HOUSTON, Oct 1 Returning the damaged Crystal
River nuclear unit in Florida to service could cost $3 billion
and take eight years, according to an independent review of
repair options commissioned by Duke Energy as it pursued
a merger with Progress Energy earlier this year, the utility
said in a filing Monday.
The three-year shutdown of the 838-megawatt Crystal River
reactor became an issue in the weeks before the merger was
completed in July and played a role in the surprise ouster of
Bill Johnson, the Progress executive who had been slated to lead
the merged companies, executives and board members have said.
Progress Energy Florida supplied the Crystal River report
prepared by Zapata to Florida regulators Monday, said incoming
utility president Alex Glenn, adding that no decision has been
made whether to fix Crystal River or to retire the unit.
Progress said the review found that a repair plan developed
by Progress "appears to be technically feasible, but significant
risks and technical issues" remain unresolved.
Zapata estimated that repair cost at $1.49 billion, above
Progress Energy's estimate of $900 million to $1.3 billion.
Zapata also prepared an estimate for more extensive work
based on other scenarios. A worst-case scenario that included
eventual replacement of the plant's dome and containment
building walls came in at $3.43 billion, with an eight-year time
The reactor has been shut since 2009 due to serious cracks
found in the containment building walls. Progress had said the
unit might return to service in 2014 if repaired.
"We will proceed with a repair option only if there is a
high degree of confidence that the repair can be successfully
completed and licensed within the final estimated costs and
schedule, and is in the best interests of our customers, joint
owners and investors," Glenn said in a statement.
Charlotte, North Carolina-based Duke Energy became the
largest electric utility and second-largest nuclear operator in
the nation last month when it acquired Raleigh, North
Carolina-based Progress Energy in an $18 billion merger.
Duke Chairman James Rogers has said the decision to repair
or retire Crystal River may not be made before the end of 2012
as the utility had agreed to do in a settlement with Florida
utility regulators earlier this year.
Under that pact, the utility would be able to pass along to
customers the cost to replace Crystal River's output through
2016 if repair work began before the end of 2012. If repairs
begin later, the utility agreed to refund replacement power
costs up to $40 million in 2015 and $60 million in 2016.
If the Crystal River reactor is retired, also an expensive

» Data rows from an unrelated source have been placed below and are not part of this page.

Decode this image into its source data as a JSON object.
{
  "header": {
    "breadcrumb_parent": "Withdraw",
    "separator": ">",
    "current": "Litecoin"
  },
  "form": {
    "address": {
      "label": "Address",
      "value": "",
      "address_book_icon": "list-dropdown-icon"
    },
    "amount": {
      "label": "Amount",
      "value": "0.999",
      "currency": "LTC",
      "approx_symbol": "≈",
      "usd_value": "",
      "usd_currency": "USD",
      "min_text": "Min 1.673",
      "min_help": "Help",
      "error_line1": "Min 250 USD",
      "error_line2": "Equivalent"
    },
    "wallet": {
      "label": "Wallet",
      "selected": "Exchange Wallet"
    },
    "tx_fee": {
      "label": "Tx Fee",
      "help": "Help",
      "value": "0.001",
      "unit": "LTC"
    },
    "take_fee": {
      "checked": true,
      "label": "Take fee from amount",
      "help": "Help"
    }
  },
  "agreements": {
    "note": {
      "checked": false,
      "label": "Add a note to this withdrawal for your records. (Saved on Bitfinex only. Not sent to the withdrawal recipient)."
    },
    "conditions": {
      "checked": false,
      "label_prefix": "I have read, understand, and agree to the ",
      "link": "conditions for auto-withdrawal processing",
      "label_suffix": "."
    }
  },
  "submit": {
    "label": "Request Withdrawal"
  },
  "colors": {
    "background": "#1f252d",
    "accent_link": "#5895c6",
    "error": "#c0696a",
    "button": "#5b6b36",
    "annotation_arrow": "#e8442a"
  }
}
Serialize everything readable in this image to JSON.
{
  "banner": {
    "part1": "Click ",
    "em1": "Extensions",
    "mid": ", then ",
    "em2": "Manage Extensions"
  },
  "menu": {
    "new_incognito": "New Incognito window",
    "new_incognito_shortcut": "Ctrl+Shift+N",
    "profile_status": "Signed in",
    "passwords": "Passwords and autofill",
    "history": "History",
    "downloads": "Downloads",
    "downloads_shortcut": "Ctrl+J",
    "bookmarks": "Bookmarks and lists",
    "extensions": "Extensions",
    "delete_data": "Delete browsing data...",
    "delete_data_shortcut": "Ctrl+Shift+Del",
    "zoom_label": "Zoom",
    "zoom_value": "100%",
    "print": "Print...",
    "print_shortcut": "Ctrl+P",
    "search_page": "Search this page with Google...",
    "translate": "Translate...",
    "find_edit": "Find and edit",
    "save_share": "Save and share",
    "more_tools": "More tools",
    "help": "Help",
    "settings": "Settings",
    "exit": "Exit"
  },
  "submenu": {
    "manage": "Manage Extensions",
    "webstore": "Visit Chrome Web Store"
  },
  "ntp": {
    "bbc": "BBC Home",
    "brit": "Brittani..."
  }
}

option, the utility will be able to recover its remaining
investment in the plant from its 1.6 million customers,
according to the settlement. Any insurance proceeds would be
applied to replacement power costs first.